Entries supplied:
===============

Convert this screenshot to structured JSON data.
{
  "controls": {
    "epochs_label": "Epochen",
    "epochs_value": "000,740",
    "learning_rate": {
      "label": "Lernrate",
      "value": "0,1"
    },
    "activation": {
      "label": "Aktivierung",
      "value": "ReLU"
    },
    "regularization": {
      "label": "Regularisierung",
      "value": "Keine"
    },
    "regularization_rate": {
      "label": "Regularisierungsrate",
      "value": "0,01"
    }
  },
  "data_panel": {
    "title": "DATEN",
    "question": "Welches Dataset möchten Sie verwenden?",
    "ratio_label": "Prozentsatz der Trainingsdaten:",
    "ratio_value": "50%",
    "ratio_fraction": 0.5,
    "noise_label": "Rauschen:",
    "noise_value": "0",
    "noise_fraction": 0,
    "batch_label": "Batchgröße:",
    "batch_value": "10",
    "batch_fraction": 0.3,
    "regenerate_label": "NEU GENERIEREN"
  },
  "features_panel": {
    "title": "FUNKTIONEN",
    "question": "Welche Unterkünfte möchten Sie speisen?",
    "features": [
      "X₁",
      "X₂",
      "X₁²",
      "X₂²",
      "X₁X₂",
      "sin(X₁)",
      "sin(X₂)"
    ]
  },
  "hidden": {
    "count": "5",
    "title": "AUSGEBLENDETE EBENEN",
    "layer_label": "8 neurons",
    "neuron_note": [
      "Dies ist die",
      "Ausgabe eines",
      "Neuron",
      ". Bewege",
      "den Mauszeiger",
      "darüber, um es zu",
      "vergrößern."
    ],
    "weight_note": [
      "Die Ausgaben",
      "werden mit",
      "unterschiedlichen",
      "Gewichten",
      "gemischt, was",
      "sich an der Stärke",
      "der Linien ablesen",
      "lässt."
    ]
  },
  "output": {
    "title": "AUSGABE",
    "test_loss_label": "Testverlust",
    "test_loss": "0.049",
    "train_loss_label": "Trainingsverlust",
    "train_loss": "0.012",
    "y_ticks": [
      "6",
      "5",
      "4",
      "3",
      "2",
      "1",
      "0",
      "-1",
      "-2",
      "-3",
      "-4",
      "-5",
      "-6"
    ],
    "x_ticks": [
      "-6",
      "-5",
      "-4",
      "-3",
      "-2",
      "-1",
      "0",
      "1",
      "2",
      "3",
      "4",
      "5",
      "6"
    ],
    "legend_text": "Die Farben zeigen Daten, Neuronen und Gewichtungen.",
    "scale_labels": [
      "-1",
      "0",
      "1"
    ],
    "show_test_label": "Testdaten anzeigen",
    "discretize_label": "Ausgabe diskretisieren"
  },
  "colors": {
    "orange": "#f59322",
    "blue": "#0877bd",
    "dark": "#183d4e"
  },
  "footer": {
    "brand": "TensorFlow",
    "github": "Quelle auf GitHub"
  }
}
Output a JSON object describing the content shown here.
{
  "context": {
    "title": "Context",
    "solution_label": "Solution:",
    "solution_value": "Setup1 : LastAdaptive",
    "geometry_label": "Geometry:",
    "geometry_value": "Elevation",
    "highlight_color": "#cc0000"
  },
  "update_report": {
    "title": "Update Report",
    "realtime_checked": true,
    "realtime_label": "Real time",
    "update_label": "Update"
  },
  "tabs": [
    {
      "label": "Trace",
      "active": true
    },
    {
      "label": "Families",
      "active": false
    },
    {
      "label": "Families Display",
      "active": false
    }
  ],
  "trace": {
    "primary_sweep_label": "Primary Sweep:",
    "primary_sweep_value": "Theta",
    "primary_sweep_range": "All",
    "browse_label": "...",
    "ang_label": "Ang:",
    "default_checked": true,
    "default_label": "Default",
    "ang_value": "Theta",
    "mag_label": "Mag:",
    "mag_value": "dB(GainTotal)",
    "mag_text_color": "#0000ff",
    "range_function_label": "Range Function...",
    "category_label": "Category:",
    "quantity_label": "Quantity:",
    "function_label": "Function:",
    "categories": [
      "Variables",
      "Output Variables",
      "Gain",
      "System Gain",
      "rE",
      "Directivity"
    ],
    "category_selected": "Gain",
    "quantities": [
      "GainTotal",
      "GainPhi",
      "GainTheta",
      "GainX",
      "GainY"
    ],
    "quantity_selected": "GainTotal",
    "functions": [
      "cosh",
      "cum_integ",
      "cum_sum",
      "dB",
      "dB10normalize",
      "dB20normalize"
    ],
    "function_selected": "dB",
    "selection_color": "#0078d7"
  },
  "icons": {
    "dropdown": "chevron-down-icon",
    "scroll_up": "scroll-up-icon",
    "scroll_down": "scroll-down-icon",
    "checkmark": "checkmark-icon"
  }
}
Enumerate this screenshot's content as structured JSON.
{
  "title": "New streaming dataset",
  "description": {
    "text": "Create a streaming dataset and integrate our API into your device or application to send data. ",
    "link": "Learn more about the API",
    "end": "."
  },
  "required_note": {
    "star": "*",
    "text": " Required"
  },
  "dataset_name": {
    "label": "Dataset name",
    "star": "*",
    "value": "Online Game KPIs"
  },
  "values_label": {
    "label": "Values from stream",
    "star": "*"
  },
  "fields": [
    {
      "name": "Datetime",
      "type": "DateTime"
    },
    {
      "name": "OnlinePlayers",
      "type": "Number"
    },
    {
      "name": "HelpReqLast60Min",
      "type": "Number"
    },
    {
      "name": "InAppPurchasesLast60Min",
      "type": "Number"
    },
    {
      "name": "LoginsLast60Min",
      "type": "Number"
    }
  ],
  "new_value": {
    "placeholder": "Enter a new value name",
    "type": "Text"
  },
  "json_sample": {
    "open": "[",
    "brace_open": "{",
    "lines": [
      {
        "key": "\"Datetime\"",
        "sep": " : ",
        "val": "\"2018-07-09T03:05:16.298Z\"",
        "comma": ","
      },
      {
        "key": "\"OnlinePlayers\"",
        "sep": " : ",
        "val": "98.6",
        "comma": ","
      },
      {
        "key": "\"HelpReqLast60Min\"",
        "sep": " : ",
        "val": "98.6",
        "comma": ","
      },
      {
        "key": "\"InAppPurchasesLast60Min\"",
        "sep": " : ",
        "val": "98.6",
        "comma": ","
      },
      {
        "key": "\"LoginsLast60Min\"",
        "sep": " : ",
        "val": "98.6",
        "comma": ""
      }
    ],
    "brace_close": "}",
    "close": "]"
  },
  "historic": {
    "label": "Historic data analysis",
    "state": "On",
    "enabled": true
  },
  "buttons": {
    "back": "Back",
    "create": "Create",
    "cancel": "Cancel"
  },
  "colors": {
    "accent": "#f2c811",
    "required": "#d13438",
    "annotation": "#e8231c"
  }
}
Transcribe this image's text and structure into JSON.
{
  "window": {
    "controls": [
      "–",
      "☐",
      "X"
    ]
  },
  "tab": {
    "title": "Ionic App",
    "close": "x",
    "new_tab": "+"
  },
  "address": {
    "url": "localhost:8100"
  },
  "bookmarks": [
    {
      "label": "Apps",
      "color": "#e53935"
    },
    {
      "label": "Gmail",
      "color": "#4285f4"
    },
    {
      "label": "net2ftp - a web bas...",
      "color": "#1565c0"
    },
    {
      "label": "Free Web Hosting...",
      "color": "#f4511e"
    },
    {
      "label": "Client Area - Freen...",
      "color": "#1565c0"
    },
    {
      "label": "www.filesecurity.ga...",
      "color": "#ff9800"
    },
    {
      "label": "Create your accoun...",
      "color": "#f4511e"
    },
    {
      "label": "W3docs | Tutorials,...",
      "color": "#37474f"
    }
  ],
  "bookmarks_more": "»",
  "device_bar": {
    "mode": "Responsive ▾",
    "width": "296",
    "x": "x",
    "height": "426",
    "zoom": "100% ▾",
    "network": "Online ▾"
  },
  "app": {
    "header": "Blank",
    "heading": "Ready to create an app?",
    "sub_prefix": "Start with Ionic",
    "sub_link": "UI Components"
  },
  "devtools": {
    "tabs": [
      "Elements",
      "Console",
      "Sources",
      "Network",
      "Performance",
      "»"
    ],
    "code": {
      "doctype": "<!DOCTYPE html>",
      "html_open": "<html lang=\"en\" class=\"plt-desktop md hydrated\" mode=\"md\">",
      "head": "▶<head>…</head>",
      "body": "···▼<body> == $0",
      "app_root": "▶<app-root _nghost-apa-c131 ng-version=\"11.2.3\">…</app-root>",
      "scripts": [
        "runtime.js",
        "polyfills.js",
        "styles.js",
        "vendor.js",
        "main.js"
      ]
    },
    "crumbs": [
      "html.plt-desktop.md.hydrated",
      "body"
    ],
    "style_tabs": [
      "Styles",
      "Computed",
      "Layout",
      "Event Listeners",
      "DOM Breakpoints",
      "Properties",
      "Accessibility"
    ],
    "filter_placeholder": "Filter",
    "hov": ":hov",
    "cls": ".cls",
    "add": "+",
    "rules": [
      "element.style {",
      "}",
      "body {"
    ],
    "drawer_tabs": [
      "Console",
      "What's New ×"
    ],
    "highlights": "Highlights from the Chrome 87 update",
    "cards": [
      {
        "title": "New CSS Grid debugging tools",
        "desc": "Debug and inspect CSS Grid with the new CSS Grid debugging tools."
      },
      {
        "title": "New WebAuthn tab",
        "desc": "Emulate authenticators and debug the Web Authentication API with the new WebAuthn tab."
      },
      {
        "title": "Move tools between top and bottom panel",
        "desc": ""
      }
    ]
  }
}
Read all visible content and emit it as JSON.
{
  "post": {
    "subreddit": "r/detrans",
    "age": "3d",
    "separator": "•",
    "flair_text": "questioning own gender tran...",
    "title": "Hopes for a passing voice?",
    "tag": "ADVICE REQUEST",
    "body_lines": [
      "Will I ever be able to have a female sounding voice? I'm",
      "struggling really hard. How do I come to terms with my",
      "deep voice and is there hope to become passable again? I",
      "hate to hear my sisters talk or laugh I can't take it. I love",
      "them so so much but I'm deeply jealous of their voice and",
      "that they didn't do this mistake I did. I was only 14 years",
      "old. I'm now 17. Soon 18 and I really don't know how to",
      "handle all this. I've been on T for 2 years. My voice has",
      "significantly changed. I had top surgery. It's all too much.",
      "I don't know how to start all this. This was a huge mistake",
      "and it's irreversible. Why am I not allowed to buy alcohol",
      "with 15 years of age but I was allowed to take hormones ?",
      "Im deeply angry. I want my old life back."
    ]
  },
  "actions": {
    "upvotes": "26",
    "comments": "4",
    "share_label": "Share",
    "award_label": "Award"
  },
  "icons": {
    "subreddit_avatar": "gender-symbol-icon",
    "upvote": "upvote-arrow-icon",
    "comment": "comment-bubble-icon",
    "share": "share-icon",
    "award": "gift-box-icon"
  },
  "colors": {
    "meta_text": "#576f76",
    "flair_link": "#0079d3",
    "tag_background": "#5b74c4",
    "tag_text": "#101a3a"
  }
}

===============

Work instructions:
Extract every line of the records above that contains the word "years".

Response for this exercise:
      "that they didn't do this mistake I did. I was only 14 years",
      "handle all this. I've been on T for 2 years. My voice has",
      "with 15 years of age but I was allowed to take hormones ?",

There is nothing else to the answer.